### What needs to be done
Determine how many lines in the data below contain "time" and write only that number.

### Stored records
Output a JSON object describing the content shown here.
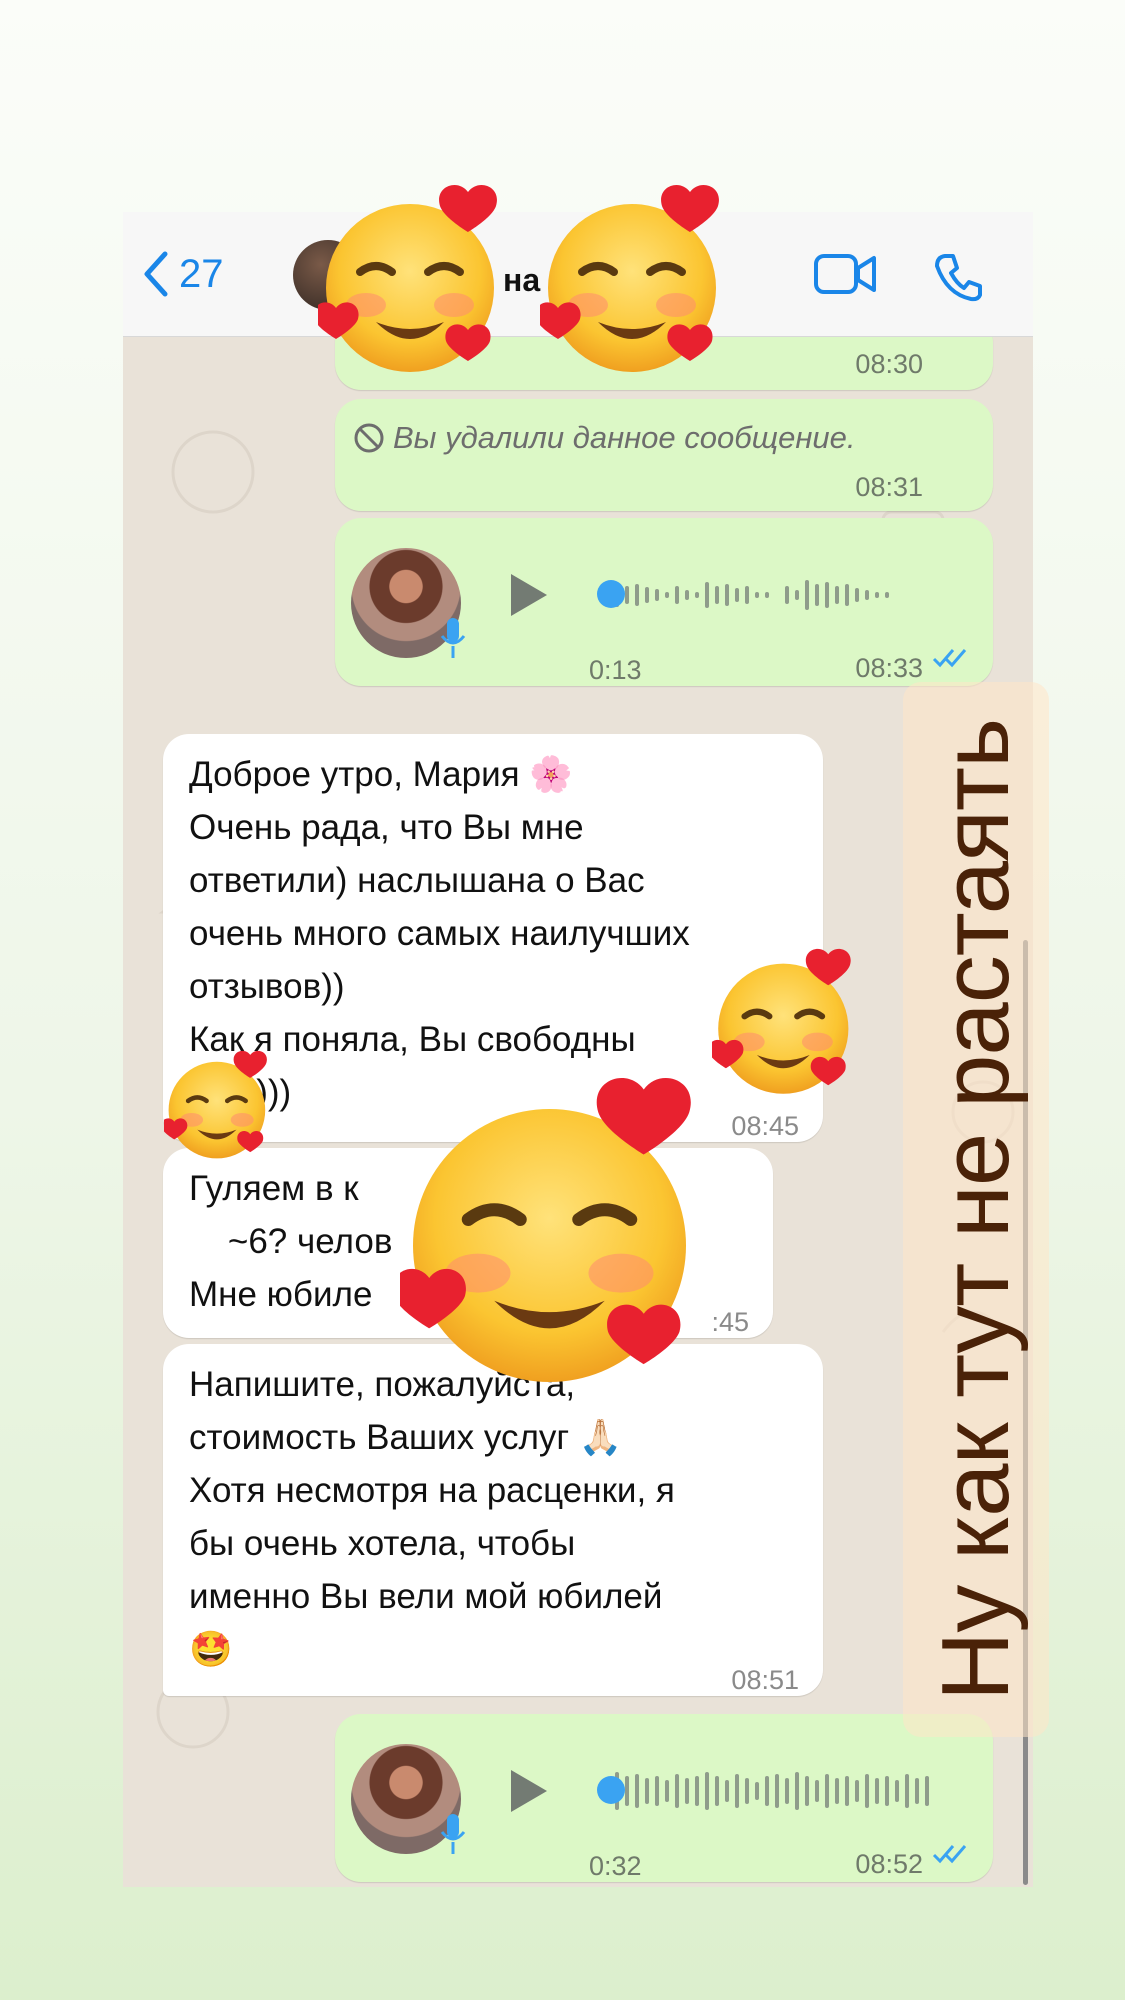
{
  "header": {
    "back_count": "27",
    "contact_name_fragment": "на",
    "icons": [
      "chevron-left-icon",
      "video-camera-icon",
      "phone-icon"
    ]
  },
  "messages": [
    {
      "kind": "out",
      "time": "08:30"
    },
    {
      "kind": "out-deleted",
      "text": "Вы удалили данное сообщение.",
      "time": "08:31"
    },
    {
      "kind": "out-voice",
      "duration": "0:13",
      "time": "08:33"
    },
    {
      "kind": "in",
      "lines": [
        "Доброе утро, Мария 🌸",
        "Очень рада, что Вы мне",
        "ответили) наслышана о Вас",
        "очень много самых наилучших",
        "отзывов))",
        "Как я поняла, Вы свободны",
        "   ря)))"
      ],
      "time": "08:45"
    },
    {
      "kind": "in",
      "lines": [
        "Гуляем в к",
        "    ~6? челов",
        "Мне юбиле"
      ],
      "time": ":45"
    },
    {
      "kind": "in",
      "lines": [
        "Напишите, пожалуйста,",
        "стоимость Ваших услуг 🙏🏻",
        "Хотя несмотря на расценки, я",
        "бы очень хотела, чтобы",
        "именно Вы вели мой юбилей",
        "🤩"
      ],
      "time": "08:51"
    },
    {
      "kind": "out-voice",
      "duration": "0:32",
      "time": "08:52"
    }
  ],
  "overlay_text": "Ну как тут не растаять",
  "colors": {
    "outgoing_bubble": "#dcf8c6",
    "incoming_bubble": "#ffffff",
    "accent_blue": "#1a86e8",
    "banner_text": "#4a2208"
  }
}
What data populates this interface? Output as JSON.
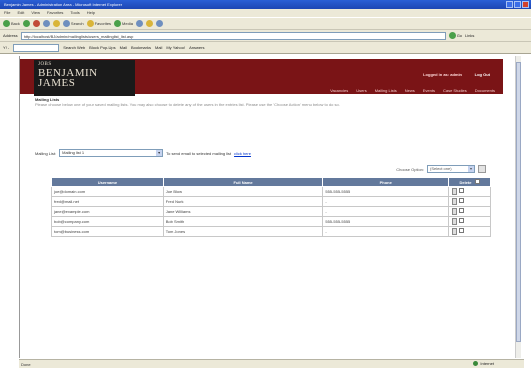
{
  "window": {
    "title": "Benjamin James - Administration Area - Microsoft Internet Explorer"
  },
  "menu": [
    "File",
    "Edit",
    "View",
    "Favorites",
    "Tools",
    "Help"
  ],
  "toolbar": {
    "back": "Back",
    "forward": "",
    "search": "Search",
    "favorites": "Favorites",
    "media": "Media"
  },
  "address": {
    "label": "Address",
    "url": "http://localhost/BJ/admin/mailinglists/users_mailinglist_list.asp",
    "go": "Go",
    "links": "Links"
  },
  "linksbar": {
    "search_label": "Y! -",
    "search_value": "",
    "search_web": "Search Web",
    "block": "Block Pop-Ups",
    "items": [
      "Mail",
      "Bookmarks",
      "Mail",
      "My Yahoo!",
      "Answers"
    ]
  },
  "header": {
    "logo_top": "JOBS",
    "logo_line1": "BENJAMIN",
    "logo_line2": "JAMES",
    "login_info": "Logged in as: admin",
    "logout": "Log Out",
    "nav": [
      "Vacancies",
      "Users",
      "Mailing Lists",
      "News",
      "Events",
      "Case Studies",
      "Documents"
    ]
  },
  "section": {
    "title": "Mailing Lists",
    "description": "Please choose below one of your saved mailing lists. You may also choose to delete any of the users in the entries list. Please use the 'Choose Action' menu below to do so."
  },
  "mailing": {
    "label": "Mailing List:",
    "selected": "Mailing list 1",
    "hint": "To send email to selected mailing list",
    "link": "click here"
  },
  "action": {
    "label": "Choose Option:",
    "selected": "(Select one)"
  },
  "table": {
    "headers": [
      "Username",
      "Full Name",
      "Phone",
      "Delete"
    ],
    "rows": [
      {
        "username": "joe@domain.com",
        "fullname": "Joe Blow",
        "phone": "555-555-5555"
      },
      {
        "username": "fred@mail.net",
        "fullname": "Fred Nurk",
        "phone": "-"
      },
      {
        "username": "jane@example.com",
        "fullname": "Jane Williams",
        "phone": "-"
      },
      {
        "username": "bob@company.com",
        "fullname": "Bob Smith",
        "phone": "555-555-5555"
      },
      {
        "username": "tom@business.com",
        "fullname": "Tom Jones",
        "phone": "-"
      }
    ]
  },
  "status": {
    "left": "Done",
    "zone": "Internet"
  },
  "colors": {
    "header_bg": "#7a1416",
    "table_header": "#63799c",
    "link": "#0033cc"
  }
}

### Output for this exercise
7